In 2012 the Government issued planning guidelines for meat chicken farms. Driven by bio-security concerns(including Avian Flu) these guidelines call for separation of 1,000 metres between new and existing meat chicken farm complexes and 5,000 metres between a meat chicken farm complex and a meat chicken breeder farm. The implications of these guidelines and the issue of Avian Flu is another example of an issue that could be more significant now than when the project was originally proposed in 2004.
The majority group of councillors clucked knowingly about the need to make their decision only having regard to a strict interpretation of Section 383 of the Sustainable Planning Act which defines just four matters that Council must have regard to. Then they proceeded to peck away at the issue of legal costs in the event that they were to refuse a decision and have to defend this decision in court. This discussion was outside the scope of the four matters that they were supposed to have regard to.
Cr Ogilvie proposed that Council obtain expert legal advice about the prospect of making a legally valid decision to refuse an extension. Not much interest from the majority group of councillors.
The bigger picture
To arrive at their position most Councillors put great weight on Section 383 of SPA. During the debate there was no reference to broad intend of the Sustainable Planning Act. But Section 5 of the Act deals with advancing the Act’s purpose which intends that decision-making processes:
(i) are accountable, coordinated, effective and efficient;
(ii) take account of short and long-term environmental effects of development at local, regional, State and wider levels, including, for example, the effects of development on climate change; and
(iii) apply the precautionary principle; and
(iv) seek to provide for equity between present and future generations….
The time lapse between the lodgement of the application and the recent request for an extension is almost generational. A massive population growth in the locality means that many people could have foisted upon them a heavy industry in the form of a power station.
How long should a development application be allowed to sit “in abeyance” creating uncertainty for the community?
Finally, the discussion ended and the Officers recommendation to approve an 18 month extension for the development application was approved by a margin of 6 to 5.
Surprisingly, Cr Talty voted against granting the extension. Would this have been the case if her vote was needed to achieve a majority vote for granting the extension?
Where to from here?
The chicken poo power project has development approval that is now valid until 20 September 2016. But does the project have a social licence to operate?
A social licence to operate has to be earned through effective community consultation.
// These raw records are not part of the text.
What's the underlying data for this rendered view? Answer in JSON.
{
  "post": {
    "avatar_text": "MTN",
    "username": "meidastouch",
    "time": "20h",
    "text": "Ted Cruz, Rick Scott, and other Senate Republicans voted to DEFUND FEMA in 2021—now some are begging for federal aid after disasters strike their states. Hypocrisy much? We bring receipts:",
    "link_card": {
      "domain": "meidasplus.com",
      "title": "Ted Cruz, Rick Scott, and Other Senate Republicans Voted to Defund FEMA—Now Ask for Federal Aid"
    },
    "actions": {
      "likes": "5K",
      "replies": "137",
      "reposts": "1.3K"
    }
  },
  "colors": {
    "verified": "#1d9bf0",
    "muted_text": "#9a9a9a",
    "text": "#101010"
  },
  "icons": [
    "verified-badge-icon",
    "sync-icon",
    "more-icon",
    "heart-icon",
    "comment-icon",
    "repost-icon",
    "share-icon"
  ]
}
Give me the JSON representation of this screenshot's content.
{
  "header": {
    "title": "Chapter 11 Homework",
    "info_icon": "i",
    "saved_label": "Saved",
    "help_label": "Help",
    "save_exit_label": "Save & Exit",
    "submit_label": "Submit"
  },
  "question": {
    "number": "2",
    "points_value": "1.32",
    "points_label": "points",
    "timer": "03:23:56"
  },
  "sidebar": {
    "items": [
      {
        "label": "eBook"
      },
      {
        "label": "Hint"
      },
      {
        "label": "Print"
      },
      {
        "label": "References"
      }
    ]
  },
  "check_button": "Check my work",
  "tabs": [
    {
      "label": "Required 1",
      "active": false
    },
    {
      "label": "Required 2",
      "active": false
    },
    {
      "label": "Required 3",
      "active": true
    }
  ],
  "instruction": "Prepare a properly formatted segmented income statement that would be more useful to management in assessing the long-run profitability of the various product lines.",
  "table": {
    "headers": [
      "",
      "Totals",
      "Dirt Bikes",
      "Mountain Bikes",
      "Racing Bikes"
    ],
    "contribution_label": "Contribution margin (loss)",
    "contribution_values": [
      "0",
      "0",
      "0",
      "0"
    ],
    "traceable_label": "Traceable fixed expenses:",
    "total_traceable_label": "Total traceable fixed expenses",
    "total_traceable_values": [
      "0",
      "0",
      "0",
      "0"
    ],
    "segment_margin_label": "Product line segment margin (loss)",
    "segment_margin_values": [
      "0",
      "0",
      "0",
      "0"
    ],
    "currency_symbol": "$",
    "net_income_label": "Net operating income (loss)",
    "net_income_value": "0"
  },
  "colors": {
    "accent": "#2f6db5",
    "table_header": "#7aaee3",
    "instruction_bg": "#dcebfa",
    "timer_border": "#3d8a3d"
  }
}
This project appears to have treated the community with contempt. If the developer wants to turn community perceptions around then genuine community engagement should be an early priority.